- [Problem requirements]: Please retype the data that follows, starting at the line containing "Decode this image" and stopping after the last line.

- [Record excerpts]:
★ ★ ★ ★
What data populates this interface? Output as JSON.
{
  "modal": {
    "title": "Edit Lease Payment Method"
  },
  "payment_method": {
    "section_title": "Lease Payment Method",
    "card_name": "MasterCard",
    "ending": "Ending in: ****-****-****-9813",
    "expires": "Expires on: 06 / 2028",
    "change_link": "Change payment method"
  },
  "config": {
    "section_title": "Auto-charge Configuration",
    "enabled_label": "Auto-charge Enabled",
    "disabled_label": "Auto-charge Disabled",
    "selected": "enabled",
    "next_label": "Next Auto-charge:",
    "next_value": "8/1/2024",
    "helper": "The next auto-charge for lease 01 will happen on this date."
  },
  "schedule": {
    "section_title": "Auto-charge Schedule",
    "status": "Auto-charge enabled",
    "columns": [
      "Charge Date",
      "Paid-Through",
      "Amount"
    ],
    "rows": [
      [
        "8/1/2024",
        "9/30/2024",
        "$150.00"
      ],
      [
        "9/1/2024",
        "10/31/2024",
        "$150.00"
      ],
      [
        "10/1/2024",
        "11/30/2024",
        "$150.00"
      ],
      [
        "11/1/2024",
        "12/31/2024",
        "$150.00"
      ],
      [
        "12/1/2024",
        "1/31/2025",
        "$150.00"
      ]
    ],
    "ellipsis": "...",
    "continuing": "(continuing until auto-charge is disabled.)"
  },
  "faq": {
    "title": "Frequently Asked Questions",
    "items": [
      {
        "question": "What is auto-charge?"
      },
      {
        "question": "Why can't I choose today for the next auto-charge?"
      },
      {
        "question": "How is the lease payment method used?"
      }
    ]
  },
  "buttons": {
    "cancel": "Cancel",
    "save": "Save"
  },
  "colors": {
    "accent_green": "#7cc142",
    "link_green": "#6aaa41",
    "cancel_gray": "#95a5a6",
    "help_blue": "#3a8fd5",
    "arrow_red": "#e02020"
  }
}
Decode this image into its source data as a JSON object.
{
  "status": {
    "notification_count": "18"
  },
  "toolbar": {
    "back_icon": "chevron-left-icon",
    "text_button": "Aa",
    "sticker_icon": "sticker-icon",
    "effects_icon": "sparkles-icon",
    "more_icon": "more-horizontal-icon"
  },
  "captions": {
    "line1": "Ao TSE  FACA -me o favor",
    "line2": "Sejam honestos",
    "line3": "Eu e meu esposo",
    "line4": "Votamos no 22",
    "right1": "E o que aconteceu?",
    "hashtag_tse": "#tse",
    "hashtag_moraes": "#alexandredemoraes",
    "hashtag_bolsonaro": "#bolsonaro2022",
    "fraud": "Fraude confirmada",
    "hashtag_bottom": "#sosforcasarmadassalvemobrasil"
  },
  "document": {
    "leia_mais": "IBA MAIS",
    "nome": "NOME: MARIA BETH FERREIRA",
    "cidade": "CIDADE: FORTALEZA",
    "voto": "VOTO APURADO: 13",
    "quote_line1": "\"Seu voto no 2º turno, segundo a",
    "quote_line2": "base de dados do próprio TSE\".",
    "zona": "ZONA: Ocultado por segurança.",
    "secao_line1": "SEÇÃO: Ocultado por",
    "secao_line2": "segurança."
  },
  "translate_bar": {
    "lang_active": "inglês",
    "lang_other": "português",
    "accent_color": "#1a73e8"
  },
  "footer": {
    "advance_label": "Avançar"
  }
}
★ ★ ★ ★
- [Answer for the task]:
Decode this image into its source data as a JSON object.
{
  "status": {
    "notification_count": "18"
  },
  "toolbar": {
    "back_icon": "chevron-left-icon",
    "text_button": "Aa",
    "sticker_icon": "sticker-icon",
    "effects_icon": "sparkles-icon",
    "more_icon": "more-horizontal-icon"
  },
  "captions": {
    "line1": "Ao TSE  FACA -me o favor",
    "line2": "Sejam honestos",
    "line3": "Eu e meu esposo",
    "line4": "Votamos no 22",
    "right1": "E o que aconteceu?",
    "hashtag_tse": "#tse",
    "hashtag_moraes": "#alexandredemoraes",
    "hashtag_bolsonaro": "#bolsonaro2022",
    "fraud": "Fraude confirmada",
    "hashtag_bottom": "#sosforcasarmadassalvemobrasil"
  },
  "document": {
    "leia_mais": "IBA MAIS",
    "nome": "NOME: MARIA BETH FERREIRA",
    "cidade": "CIDADE: FORTALEZA",
    "voto": "VOTO APURADO: 13",
    "quote_line1": "\"Seu voto no 2º turno, segundo a",
    "quote_line2": "base de dados do próprio TSE\".",
    "zona": "ZONA: Ocultado por segurança.",
    "secao_line1": "SEÇÃO: Ocultado por",
    "secao_line2": "segurança."
  },
  "translate_bar": {
    "lang_active": "inglês",
    "lang_other": "português",
    "accent_color": "#1a73e8"
  },
  "footer": {
    "advance_label": "Avançar"
  }
}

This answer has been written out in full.